In terms of lessons learned, we were very happy we had a localised build. While translators were about and there were plenty of English speakers, trying to explain game systems across a language barrier would have been tricky. Where we fell down was not having clear signage! Our poster was made and printed up at the last minute and while it came out looking great, what it could have done with was some info on the game. Genre, who the team is, the platforms it’s coming out on and release date are all key pieces of data people want, and it would have been better if they’d been displayed in English and Japanese.

Epic Diem

The Nerd Culture Expo on the Sunshine Coast may have lacked the ridiculously huge set pieces of PAX Prime or the massive stages and sheer numbers of attendees of Tokyo Game Show but it had something neither of those big shows with their fancy budgets had – an indoor wrestling ring.


bitter Australian games industry rivalry


A fun and easy going one day convention that comfortably filled a gymnasium, I had a good time showing people the game, watching the LARPers outside hit each other and chatting with people about game development.

Our booth neighbour was our friends Disparity Games showing off Ninja Pizza Girl!
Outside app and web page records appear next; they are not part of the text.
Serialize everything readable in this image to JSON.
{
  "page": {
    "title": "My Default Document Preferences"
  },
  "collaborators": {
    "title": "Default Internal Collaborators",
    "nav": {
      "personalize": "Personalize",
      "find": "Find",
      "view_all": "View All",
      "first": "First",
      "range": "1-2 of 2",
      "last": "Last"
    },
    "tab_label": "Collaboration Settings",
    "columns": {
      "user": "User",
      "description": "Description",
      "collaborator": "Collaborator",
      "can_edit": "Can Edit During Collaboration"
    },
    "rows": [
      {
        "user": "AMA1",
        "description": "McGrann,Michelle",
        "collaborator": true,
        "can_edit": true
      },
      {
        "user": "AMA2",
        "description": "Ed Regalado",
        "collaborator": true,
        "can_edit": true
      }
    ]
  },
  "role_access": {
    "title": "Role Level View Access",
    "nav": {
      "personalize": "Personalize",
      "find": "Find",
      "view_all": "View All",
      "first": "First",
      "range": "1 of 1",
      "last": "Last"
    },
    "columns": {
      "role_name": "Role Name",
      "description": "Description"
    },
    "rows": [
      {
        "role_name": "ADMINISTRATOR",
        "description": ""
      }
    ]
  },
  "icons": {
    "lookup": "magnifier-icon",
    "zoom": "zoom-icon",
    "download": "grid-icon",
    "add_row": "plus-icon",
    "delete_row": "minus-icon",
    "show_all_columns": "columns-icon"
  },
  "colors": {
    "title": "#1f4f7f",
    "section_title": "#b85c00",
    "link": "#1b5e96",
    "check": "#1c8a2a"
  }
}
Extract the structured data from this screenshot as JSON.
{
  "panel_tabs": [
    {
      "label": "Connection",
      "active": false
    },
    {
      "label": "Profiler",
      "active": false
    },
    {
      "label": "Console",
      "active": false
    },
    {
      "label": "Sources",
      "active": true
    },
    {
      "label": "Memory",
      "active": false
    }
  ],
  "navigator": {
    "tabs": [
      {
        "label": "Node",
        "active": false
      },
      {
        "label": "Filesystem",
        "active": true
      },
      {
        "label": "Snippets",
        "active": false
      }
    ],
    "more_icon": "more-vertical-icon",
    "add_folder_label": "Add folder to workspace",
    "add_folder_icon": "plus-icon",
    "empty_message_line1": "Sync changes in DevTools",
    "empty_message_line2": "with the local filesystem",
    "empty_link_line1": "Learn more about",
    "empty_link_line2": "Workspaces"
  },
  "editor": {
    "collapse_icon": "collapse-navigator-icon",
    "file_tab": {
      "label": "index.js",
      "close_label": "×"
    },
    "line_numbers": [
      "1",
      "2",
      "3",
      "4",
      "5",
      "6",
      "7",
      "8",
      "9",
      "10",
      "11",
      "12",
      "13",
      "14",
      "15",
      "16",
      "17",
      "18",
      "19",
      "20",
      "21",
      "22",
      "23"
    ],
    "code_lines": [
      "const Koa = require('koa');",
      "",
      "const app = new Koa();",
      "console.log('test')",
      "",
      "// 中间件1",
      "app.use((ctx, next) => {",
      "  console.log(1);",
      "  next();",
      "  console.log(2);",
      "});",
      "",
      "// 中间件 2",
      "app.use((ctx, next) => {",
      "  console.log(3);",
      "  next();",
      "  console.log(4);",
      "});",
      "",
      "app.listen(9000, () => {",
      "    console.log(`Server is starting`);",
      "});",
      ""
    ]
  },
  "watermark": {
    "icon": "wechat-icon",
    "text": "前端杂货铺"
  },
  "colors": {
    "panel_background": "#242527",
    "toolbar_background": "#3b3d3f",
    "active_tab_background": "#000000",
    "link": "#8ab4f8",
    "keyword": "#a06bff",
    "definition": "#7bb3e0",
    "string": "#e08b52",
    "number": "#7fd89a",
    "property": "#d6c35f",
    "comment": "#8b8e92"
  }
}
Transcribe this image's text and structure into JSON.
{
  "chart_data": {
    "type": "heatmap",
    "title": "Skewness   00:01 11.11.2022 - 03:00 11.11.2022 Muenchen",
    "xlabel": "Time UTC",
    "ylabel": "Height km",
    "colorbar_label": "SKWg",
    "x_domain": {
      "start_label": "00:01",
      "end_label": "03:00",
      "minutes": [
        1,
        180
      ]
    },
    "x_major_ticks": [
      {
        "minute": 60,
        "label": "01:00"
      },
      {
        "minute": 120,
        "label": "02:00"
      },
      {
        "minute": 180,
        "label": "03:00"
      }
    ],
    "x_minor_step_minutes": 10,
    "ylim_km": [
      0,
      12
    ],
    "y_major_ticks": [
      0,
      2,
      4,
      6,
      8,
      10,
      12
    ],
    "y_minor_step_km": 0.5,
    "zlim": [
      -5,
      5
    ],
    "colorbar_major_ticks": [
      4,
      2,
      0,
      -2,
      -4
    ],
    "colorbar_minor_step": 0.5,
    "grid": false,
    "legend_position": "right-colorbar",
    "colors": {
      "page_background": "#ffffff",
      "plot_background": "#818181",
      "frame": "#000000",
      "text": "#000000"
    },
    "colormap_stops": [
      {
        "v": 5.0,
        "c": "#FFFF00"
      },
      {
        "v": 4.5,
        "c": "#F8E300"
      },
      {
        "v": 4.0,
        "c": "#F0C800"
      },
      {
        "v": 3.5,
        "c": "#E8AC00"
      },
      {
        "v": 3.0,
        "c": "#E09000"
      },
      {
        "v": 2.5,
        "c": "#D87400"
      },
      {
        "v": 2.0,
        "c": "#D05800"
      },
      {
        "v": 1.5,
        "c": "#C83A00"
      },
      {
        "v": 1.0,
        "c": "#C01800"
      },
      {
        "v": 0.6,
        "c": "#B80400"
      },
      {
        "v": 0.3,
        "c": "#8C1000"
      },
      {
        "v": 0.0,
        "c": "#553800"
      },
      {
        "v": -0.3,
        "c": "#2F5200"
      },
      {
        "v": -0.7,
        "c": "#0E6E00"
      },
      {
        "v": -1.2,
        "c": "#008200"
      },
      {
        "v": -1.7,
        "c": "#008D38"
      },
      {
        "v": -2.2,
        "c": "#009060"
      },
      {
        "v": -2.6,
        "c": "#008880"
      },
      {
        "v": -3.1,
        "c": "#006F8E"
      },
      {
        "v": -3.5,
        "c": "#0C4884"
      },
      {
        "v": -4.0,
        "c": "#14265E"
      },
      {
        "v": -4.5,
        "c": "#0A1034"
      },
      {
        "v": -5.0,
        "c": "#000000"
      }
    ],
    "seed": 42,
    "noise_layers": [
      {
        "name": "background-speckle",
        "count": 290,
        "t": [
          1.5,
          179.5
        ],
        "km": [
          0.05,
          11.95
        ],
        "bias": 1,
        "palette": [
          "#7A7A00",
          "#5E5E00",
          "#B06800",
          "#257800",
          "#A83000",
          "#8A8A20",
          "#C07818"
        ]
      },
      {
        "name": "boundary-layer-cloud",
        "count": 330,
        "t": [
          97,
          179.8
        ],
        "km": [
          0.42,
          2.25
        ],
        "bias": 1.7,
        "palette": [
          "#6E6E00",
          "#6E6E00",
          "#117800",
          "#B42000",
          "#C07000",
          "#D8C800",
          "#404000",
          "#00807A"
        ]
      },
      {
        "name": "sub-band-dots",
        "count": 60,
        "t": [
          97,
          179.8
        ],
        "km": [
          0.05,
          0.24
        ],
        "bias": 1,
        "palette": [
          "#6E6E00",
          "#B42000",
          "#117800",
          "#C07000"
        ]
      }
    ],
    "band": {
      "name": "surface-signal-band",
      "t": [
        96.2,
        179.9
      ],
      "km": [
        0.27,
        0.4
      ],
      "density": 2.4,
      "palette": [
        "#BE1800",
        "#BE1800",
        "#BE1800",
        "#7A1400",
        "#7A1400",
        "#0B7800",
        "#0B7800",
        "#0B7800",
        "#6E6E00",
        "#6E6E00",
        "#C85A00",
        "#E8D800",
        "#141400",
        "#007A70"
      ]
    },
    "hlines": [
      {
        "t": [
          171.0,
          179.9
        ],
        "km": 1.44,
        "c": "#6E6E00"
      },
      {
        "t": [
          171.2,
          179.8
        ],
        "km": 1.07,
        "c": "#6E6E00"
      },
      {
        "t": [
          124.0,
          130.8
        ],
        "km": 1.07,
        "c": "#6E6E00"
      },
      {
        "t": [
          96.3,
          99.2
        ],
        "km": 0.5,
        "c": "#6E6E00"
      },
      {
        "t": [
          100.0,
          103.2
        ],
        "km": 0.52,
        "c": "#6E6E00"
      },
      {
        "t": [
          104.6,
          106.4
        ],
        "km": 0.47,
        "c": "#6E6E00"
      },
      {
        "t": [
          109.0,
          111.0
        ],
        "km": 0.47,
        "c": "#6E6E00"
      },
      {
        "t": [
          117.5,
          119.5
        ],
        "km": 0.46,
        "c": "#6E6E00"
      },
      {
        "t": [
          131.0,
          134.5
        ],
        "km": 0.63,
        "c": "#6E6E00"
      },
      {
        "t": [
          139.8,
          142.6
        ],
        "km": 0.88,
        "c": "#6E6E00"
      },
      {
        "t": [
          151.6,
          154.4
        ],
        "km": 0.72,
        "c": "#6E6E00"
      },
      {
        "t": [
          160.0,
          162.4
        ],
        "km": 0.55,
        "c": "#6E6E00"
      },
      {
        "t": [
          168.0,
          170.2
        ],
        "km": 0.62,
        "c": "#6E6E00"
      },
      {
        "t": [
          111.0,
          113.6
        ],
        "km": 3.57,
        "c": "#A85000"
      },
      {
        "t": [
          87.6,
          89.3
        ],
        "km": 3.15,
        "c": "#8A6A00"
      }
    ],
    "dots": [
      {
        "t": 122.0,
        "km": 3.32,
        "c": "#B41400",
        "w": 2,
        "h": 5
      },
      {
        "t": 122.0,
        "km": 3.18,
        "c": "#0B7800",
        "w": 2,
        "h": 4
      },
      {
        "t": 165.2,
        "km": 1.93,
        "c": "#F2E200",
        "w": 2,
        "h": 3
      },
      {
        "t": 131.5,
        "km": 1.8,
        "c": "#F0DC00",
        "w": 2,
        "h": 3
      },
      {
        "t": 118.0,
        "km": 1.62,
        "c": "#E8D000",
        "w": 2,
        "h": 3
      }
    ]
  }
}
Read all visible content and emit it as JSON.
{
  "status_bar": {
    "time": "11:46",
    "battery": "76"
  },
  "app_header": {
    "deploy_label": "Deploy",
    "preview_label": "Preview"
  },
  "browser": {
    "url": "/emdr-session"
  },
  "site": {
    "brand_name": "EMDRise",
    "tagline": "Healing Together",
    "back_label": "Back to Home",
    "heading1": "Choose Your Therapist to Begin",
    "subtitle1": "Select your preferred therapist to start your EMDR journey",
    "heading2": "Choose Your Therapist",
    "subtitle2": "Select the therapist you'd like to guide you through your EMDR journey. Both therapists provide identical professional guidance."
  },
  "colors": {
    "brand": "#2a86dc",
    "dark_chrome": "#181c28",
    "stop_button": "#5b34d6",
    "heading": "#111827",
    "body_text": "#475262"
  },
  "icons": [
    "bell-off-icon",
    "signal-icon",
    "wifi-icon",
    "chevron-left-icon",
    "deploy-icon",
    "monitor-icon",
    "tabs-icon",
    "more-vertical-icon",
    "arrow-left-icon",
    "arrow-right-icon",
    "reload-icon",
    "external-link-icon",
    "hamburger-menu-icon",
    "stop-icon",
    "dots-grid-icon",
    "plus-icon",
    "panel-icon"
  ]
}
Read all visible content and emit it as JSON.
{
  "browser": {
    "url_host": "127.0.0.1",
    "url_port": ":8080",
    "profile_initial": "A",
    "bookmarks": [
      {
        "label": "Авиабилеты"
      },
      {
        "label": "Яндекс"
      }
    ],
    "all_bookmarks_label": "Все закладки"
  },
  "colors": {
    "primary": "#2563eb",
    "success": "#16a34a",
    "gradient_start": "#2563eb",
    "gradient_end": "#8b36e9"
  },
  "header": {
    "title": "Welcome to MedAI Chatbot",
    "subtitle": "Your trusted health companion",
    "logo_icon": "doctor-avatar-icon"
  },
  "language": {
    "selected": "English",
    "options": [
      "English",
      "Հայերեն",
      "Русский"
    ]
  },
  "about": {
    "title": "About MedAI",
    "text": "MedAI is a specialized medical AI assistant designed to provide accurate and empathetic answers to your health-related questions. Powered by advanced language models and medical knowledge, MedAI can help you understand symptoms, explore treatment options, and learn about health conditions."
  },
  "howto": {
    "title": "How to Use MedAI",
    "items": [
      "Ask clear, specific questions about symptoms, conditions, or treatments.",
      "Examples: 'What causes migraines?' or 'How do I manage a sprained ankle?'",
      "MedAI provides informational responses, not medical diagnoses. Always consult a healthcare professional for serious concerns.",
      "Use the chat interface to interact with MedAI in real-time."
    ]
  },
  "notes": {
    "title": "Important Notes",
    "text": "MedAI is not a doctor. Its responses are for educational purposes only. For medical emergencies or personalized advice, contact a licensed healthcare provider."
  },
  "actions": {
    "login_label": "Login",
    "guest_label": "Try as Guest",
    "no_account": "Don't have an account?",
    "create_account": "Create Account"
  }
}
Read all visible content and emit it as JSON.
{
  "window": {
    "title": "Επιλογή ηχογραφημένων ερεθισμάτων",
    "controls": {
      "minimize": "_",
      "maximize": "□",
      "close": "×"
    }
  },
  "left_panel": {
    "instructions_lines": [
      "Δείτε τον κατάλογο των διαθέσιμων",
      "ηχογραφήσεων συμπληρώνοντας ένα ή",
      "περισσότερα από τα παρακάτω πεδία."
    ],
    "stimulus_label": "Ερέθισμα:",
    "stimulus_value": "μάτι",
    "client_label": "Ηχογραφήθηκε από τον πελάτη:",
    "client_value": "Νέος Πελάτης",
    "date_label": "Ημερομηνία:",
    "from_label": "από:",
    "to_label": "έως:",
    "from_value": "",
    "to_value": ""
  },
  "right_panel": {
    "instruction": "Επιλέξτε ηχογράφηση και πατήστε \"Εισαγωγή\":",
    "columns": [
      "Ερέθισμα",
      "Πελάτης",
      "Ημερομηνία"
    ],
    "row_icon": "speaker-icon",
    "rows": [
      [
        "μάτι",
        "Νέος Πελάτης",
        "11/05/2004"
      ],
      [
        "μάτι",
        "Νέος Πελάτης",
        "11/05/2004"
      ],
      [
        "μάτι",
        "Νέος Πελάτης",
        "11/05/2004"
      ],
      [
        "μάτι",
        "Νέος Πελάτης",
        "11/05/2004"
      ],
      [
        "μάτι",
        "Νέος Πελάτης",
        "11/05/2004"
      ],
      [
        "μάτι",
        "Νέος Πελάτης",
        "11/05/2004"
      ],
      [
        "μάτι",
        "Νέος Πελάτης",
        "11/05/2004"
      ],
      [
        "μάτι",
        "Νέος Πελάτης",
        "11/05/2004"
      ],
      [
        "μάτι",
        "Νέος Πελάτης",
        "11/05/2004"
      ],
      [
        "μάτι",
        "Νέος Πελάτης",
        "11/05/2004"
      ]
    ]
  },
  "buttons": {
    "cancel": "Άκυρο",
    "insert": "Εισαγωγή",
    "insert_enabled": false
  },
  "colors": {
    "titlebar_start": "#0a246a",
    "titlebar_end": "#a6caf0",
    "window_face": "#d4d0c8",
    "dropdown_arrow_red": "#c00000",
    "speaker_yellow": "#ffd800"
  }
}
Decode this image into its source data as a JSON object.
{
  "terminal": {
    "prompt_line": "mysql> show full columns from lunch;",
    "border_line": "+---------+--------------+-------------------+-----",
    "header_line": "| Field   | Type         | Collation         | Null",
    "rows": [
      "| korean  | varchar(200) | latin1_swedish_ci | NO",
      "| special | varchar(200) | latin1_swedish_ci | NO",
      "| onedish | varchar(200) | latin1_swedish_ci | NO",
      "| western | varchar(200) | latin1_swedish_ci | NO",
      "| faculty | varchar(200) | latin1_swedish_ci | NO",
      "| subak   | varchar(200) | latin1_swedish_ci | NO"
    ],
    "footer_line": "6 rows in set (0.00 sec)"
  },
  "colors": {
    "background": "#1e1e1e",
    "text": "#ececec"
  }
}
We also hosted a panel together to honestly describe what making videogames is like for anyone considering the career in hopes it would scare them straight.

PAX Australia

This was a big deal for us! We were chosen as one of the six games featured in the Australian Indie Showcase which was not just an honour but a chance to carve it up on Australian soil in a kickass booth location facing out into the Indie Pavilion. It felt like a great big celebration of Australia’s indie game talent and there sure is a lot of it these days! So many familiar faces and met a bunch of new devs, it was really awesome! Our setup was a loaned Alienware PC and the PS4 build.


they let us keep the sign but we had no way of getting it home 🙁


Jerry of the Penny Arcade persuasion jumped in for a four player session and I managed to have a brief chat. He even remembered the time he linked to Dragon Tails and broke my server! (it was a good thing)


Tycho turned down a Steam code insisting he would buy the game. Which means he really liked it or really hated it!


Our booth neighbours were Thomas Janson showing his reflex taxing iOS action game Wave Wave and Chris Johnson showing his transcendent polar coordinate based maze and music experience Expand.


… so why do we do this to ourselves?

So it’s cool and all but these shows are hard and physically taxing. Work stops, and even though we try to it on the cheap, costs accumulate quickly. It’s great to meet fans (new and existing!) devs and some of the people we do business with face to face but how do we know if it’s working?

We’re reaching people, even if it’s one person (or in some cases, 10 people) at a time, and for the most part we take it as it comes – we could only do PAX Prime because the Indie MEGABOOTH offer lined up with an available travel grant, if the timing had been different Tokyo Game Show never could have happened, and it feels wrong to let these opportunities slip by. On the other hand, any time I’m on a plane or away from home I’m not arting or coding and Cactus is formed largely out of a substance I like to refer to as “artcode”.

Showing the game in public has definitely improved our confidence in our work, helped us shape and better understand our “sales pitch” and given us valuable insights into how people see and initially respond to the game. Sometimes it lets us put features in front of people that aren’t quite ready to go in Early Access! Peanut has been in the convention builds for a while now and we were able to show an early version of the Stage Select ahead of its unveiling. Doing these events might not translate into sales surges, or, uh, sales in general, but I’m hopeful these experiences, as well as being exciting in of themselves, are paving the way for our future. It’s just that they’re costly (in every sense of the word) and must be weighed and considered carefully.

Playstation Experience

And what better place to make weighted and carefully considered decisions than in Vegas! Next month I’m heading back to the USA to show Assault Android Cactus running on PS4 for Sony’s inaugural two day community event!

See you there!